Task inputs START

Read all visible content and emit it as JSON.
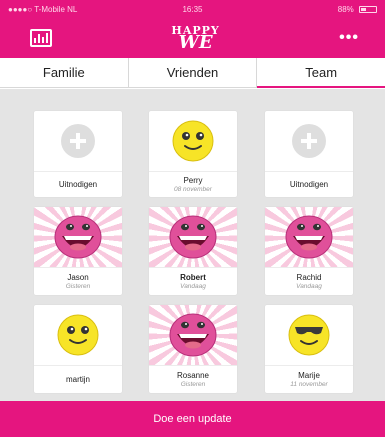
{
  "status_bar": {
    "carrier": "●●●●○ T-Mobile NL",
    "time": "16:35",
    "battery": "88%"
  },
  "nav": {
    "left_icon": "bar-chart-icon",
    "logo_line1": "HAPPY",
    "logo_line2": "WE",
    "menu_icon": "more-dots-icon",
    "menu_label": "•••"
  },
  "tabs": [
    {
      "label": "Familie",
      "active": false
    },
    {
      "label": "Vrienden",
      "active": false
    },
    {
      "label": "Team",
      "active": true
    }
  ],
  "cards": [
    {
      "name": "Uitnodigen",
      "sub": "",
      "type": "invite"
    },
    {
      "name": "Perry",
      "sub": "08 november",
      "type": "smiley-yellow-grin"
    },
    {
      "name": "Uitnodigen",
      "sub": "",
      "type": "invite"
    },
    {
      "name": "Jason",
      "sub": "Gisteren",
      "type": "smiley-pink-laugh"
    },
    {
      "name": "Robert",
      "sub": "Vandaag",
      "type": "smiley-pink-laugh"
    },
    {
      "name": "Rachid",
      "sub": "Vandaag",
      "type": "smiley-pink-laugh"
    },
    {
      "name": "martijn",
      "sub": "",
      "type": "smiley-yellow-grin"
    },
    {
      "name": "Rosanne",
      "sub": "Gisteren",
      "type": "smiley-pink-laugh"
    },
    {
      "name": "Marije",
      "sub": "11 november",
      "type": "smiley-yellow-cool"
    }
  ],
  "colors": {
    "brand_pink": "#e5157f",
    "smiley_yellow": "#f7e427",
    "smiley_pink": "#e0509a"
  },
  "footer": {
    "update_label": "Doe een update"
  }
}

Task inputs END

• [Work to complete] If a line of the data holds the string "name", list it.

• [Response below]
      "name": "Uitnodigen",
      "name": "Perry",
      "name": "Uitnodigen",
      "name": "Jason",
      "name": "Robert",
      "name": "Rachid",
      "name": "martijn",
      "name": "Rosanne",
      "name": "Marije",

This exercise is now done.